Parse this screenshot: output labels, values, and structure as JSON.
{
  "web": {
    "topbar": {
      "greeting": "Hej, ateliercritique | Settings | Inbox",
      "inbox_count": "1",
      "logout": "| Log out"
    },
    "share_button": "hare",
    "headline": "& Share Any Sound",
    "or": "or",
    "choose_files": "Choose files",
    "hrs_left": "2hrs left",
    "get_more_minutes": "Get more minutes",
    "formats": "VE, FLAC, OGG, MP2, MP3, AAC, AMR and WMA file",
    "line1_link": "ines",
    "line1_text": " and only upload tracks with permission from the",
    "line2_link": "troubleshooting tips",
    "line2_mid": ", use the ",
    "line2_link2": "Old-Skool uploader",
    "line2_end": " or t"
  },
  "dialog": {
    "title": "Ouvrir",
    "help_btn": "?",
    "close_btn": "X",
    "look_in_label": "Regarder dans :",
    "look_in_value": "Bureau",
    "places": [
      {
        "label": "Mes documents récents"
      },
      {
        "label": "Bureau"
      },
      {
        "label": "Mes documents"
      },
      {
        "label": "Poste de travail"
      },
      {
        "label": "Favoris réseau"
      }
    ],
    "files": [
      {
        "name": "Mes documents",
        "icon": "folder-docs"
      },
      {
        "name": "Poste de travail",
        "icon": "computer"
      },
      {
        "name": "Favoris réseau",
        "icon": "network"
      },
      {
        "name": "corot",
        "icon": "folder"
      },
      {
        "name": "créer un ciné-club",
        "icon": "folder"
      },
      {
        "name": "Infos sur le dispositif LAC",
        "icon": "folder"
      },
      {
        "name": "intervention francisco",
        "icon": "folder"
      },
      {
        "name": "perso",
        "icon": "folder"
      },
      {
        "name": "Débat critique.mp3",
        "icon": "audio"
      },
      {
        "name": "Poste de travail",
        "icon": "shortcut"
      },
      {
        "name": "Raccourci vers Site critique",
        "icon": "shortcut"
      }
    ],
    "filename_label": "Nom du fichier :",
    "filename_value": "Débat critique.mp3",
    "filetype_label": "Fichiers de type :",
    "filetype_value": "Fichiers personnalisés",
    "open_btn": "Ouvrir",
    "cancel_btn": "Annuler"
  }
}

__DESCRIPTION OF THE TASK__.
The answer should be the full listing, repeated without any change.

__SOLUTION TO THE EXERCISE__.
Parse this screenshot: output labels, values, and structure as JSON.
{
  "web": {
    "topbar": {
      "greeting": "Hej, ateliercritique | Settings | Inbox",
      "inbox_count": "1",
      "logout": "| Log out"
    },
    "share_button": "hare",
    "headline": "& Share Any Sound",
    "or": "or",
    "choose_files": "Choose files",
    "hrs_left": "2hrs left",
    "get_more_minutes": "Get more minutes",
    "formats": "VE, FLAC, OGG, MP2, MP3, AAC, AMR and WMA file",
    "line1_link": "ines",
    "line1_text": " and only upload tracks with permission from the",
    "line2_link": "troubleshooting tips",
    "line2_mid": ", use the ",
    "line2_link2": "Old-Skool uploader",
    "line2_end": " or t"
  },
  "dialog": {
    "title": "Ouvrir",
    "help_btn": "?",
    "close_btn": "X",
    "look_in_label": "Regarder dans :",
    "look_in_value": "Bureau",
    "places": [
      {
        "label": "Mes documents récents"
      },
      {
        "label": "Bureau"
      },
      {
        "label": "Mes documents"
      },
      {
        "label": "Poste de travail"
      },
      {
        "label": "Favoris réseau"
      }
    ],
    "files": [
      {
        "name": "Mes documents",
        "icon": "folder-docs"
      },
      {
        "name": "Poste de travail",
        "icon": "computer"
      },
      {
        "name": "Favoris réseau",
        "icon": "network"
      },
      {
        "name": "corot",
        "icon": "folder"
      },
      {
        "name": "créer un ciné-club",
        "icon": "folder"
      },
      {
        "name": "Infos sur le dispositif LAC",
        "icon": "folder"
      },
      {
        "name": "intervention francisco",
        "icon": "folder"
      },
      {
        "name": "perso",
        "icon": "folder"
      },
      {
        "name": "Débat critique.mp3",
        "icon": "audio"
      },
      {
        "name": "Poste de travail",
        "icon": "shortcut"
      },
      {
        "name": "Raccourci vers Site critique",
        "icon": "shortcut"
      }
    ],
    "filename_label": "Nom du fichier :",
    "filename_value": "Débat critique.mp3",
    "filetype_label": "Fichiers de type :",
    "filetype_value": "Fichiers personnalisés",
    "open_btn": "Ouvrir",
    "cancel_btn": "Annuler"
  }
}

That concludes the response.